◆ TASK OBJECTIVE: Print the records below word for word, but leave out the pictures.

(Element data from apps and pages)
▬▬▬
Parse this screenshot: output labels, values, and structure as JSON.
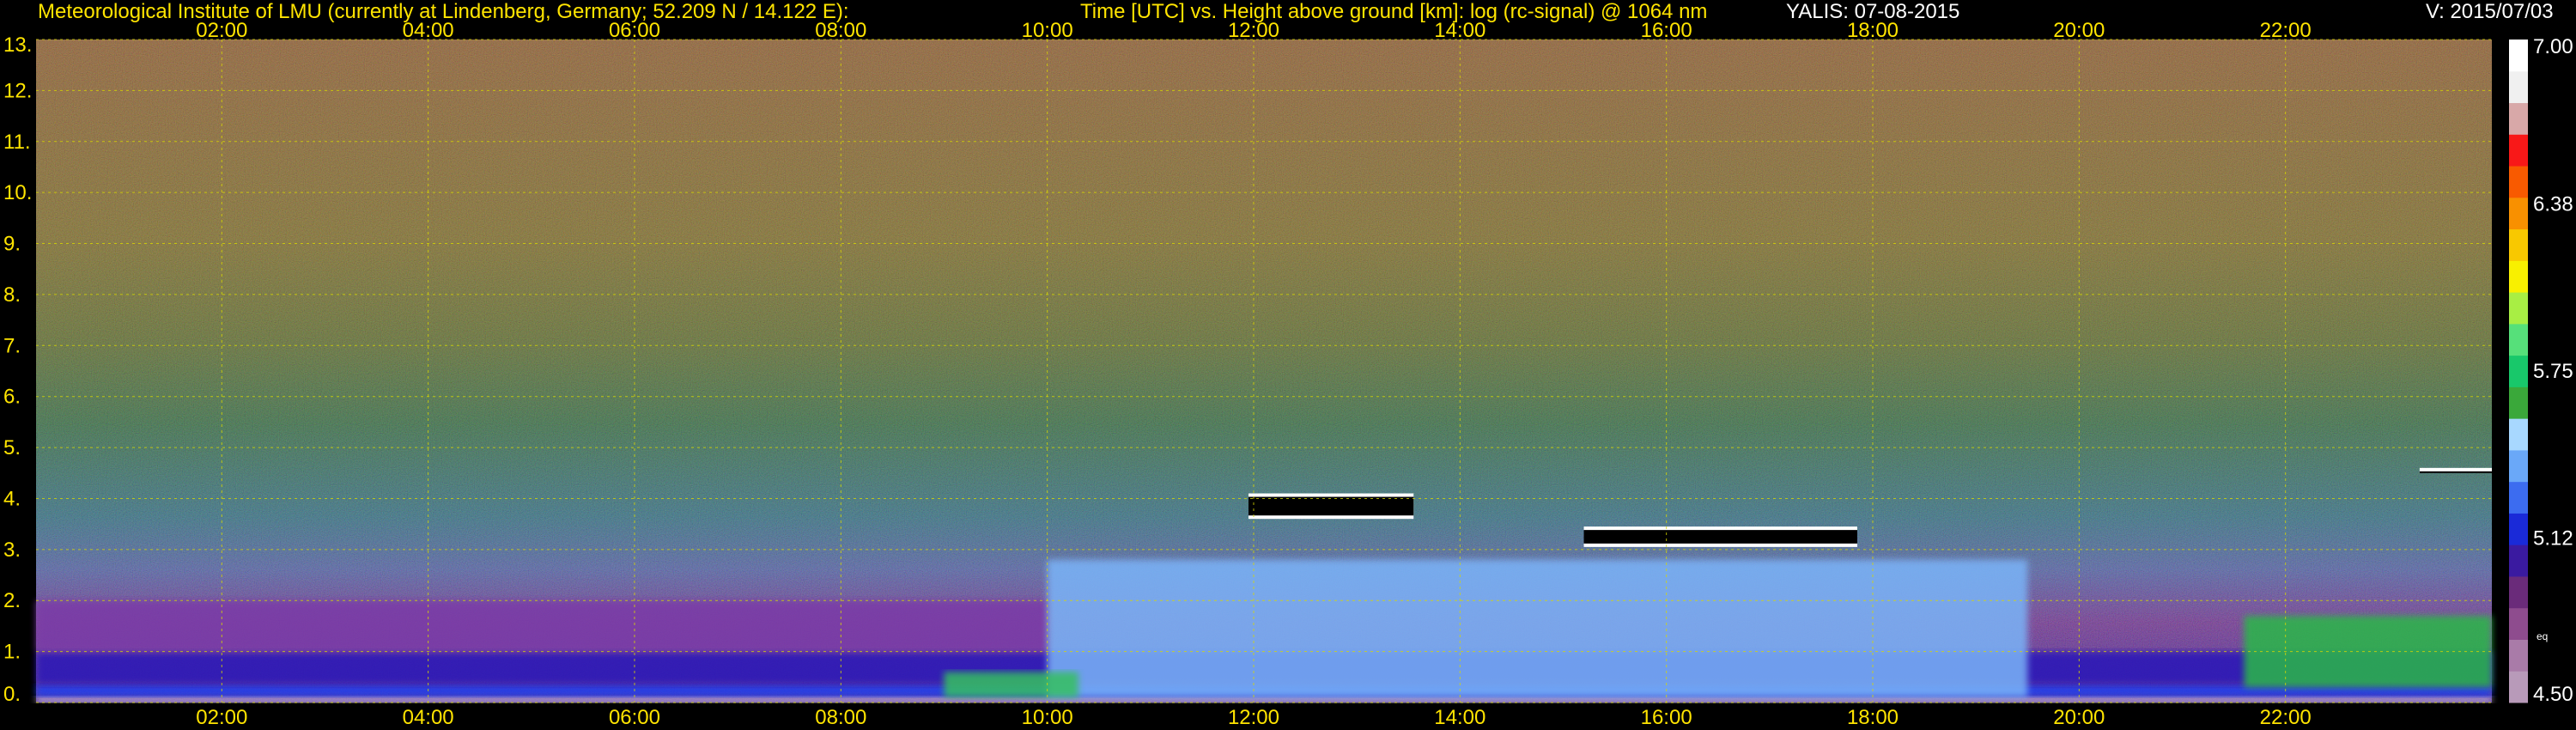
{
  "header": {
    "institute": "Meteorological Institute of LMU (currently at Lindenberg, Germany; 52.209 N / 14.122 E):",
    "plot_title": "Time [UTC] vs. Height above ground [km]: log (rc-signal) @ 1064 nm",
    "instrument_date": "YALIS: 07-08-2015",
    "version": "V: 2015/07/03"
  },
  "colors": {
    "header_text": "#ffe400",
    "tick_text": "#ffe400",
    "grid": "#d8d800",
    "white_text": "#ffffff"
  },
  "chart_data": {
    "type": "heatmap",
    "title": "Time [UTC] vs. Height above ground [km]: log (rc-signal) @ 1064 nm",
    "xlabel": "Time [UTC]",
    "ylabel": "Height above ground [km]",
    "x_ticks": [
      "02:00",
      "04:00",
      "06:00",
      "08:00",
      "10:00",
      "12:00",
      "14:00",
      "16:00",
      "18:00",
      "20:00",
      "22:00"
    ],
    "x_range_hours": [
      0.2,
      24.0
    ],
    "y_ticks": [
      "0.",
      "1.",
      "2.",
      "3.",
      "4.",
      "5.",
      "6.",
      "7.",
      "8.",
      "9.",
      "10.",
      "11.",
      "12.",
      "13."
    ],
    "y_range_km": [
      0,
      13
    ],
    "grid": true,
    "colorbar": {
      "range": [
        4.5,
        7.0
      ],
      "tick_labels": [
        "7.00",
        "6.38",
        "5.75",
        "5.12",
        "4.50"
      ],
      "tick_values": [
        7.0,
        6.38,
        5.75,
        5.12,
        4.5
      ],
      "extra_label": "eq",
      "colors": [
        "#b89ab9",
        "#a97ba8",
        "#8e4c8e",
        "#6a2b7a",
        "#3a1aa0",
        "#1a2ad8",
        "#3c6cf0",
        "#6aa8f8",
        "#a8d8ff",
        "#3aa83a",
        "#18c86a",
        "#56e07a",
        "#a8ee44",
        "#f8f000",
        "#f8c800",
        "#f89000",
        "#f85a00",
        "#f81818",
        "#d8a8a8",
        "#f0f0f0",
        "#ffffff"
      ]
    },
    "layers": [
      {
        "name": "ground",
        "x_start": 0.2,
        "x_end": 24.0,
        "bottom_km": 0.0,
        "top_km": 0.12,
        "color": "#c8b4d8"
      },
      {
        "name": "boundary_layer_core",
        "x_start": 0.2,
        "x_end": 24.0,
        "bottom_km": 0.12,
        "top_km": 0.35,
        "color": "#1a3cf0"
      },
      {
        "name": "boundary_layer_upper",
        "x_start": 0.2,
        "x_end": 24.0,
        "bottom_km": 0.35,
        "top_km": 1.0,
        "color": "#2a18b8"
      },
      {
        "name": "residual_layer",
        "x_start": 0.2,
        "x_end": 10.0,
        "bottom_km": 1.0,
        "top_km": 2.0,
        "color": "#7a3aa8"
      },
      {
        "name": "mixed_layer_day",
        "x_start": 10.0,
        "x_end": 19.5,
        "bottom_km": 0.1,
        "top_km": 2.8,
        "color": "#7ab4f8"
      },
      {
        "name": "mixing_green_morning",
        "x_start": 9.0,
        "x_end": 10.3,
        "bottom_km": 0.1,
        "top_km": 0.6,
        "color": "#34c060"
      },
      {
        "name": "evening_green",
        "x_start": 21.6,
        "x_end": 24.0,
        "bottom_km": 0.3,
        "top_km": 1.7,
        "color": "#2ab848"
      }
    ],
    "clouds": [
      {
        "x_start": 11.95,
        "x_end": 13.55,
        "bottom_km": 3.6,
        "top_km": 4.1
      },
      {
        "x_start": 15.2,
        "x_end": 17.85,
        "bottom_km": 3.05,
        "top_km": 3.45
      },
      {
        "x_start": 23.3,
        "x_end": 24.0,
        "bottom_km": 4.5,
        "top_km": 4.6
      }
    ]
  }
}
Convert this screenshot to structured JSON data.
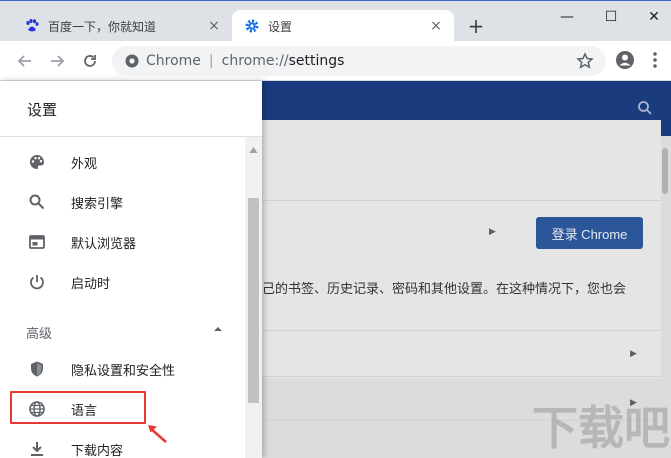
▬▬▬
◆ ANSWER:
Parse this screenshot: output labels, values, and structure as JSON.
{
  "header": {
    "institute": "Meteorological Institute of LMU (currently at Lindenberg, Germany; 52.209 N / 14.122 E):",
    "plot_title": "Time [UTC] vs. Height above ground [km]: log (rc-signal) @ 1064 nm",
    "instrument_date": "YALIS: 07-08-2015",
    "version": "V: 2015/07/03"
  },
  "colors": {
    "header_text": "#ffe400",
    "tick_text": "#ffe400",
    "grid": "#d8d800",
    "white_text": "#ffffff"
  },
  "chart_data": {
    "type": "heatmap",
    "title": "Time [UTC] vs. Height above ground [km]: log (rc-signal) @ 1064 nm",
    "xlabel": "Time [UTC]",
    "ylabel": "Height above ground [km]",
    "x_ticks": [
      "02:00",
      "04:00",
      "06:00",
      "08:00",
      "10:00",
      "12:00",
      "14:00",
      "16:00",
      "18:00",
      "20:00",
      "22:00"
    ],
    "x_range_hours": [
      0.2,
      24.0
    ],
    "y_ticks": [
      "0.",
      "1.",
      "2.",
      "3.",
      "4.",
      "5.",
      "6.",
      "7.",
      "8.",
      "9.",
      "10.",
      "11.",
      "12.",
      "13."
    ],
    "y_range_km": [
      0,
      13
    ],
    "grid": true,
    "colorbar": {
      "range": [
        4.5,
        7.0
      ],
      "tick_labels": [
        "7.00",
        "6.38",
        "5.75",
        "5.12",
        "4.50"
      ],
      "tick_values": [
        7.0,
        6.38,
        5.75,
        5.12,
        4.5
      ],
      "extra_label": "eq",
      "colors": [
        "#b89ab9",
        "#a97ba8",
        "#8e4c8e",
        "#6a2b7a",
        "#3a1aa0",
        "#1a2ad8",
        "#3c6cf0",
        "#6aa8f8",
        "#a8d8ff",
        "#3aa83a",
        "#18c86a",
        "#56e07a",
        "#a8ee44",
        "#f8f000",
        "#f8c800",
        "#f89000",
        "#f85a00",
        "#f81818",
        "#d8a8a8",
        "#f0f0f0",
        "#ffffff"
      ]
    },
    "layers": [
      {
        "name": "ground",
        "x_start": 0.2,
        "x_end": 24.0,
        "bottom_km": 0.0,
        "top_km": 0.12,
        "color": "#c8b4d8"
      },
      {
        "name": "boundary_layer_core",
        "x_start": 0.2,
        "x_end": 24.0,
        "bottom_km": 0.12,
        "top_km": 0.35,
        "color": "#1a3cf0"
      },
      {
        "name": "boundary_layer_upper",
        "x_start": 0.2,
        "x_end": 24.0,
        "bottom_km": 0.35,
        "top_km": 1.0,
        "color": "#2a18b8"
      },
      {
        "name": "residual_layer",
        "x_start": 0.2,
        "x_end": 10.0,
        "bottom_km": 1.0,
        "top_km": 2.0,
        "color": "#7a3aa8"
      },
      {
        "name": "mixed_layer_day",
        "x_start": 10.0,
        "x_end": 19.5,
        "bottom_km": 0.1,
        "top_km": 2.8,
        "color": "#7ab4f8"
      },
      {
        "name": "mixing_green_morning",
        "x_start": 9.0,
        "x_end": 10.3,
        "bottom_km": 0.1,
        "top_km": 0.6,
        "color": "#34c060"
      },
      {
        "name": "evening_green",
        "x_start": 21.6,
        "x_end": 24.0,
        "bottom_km": 0.3,
        "top_km": 1.7,
        "color": "#2ab848"
      }
    ],
    "clouds": [
      {
        "x_start": 11.95,
        "x_end": 13.55,
        "bottom_km": 3.6,
        "top_km": 4.1
      },
      {
        "x_start": 15.2,
        "x_end": 17.85,
        "bottom_km": 3.05,
        "top_km": 3.45
      },
      {
        "x_start": 23.3,
        "x_end": 24.0,
        "bottom_km": 4.5,
        "top_km": 4.6
      }
    ]
  }
}
Convert this screenshot to structured JSON data.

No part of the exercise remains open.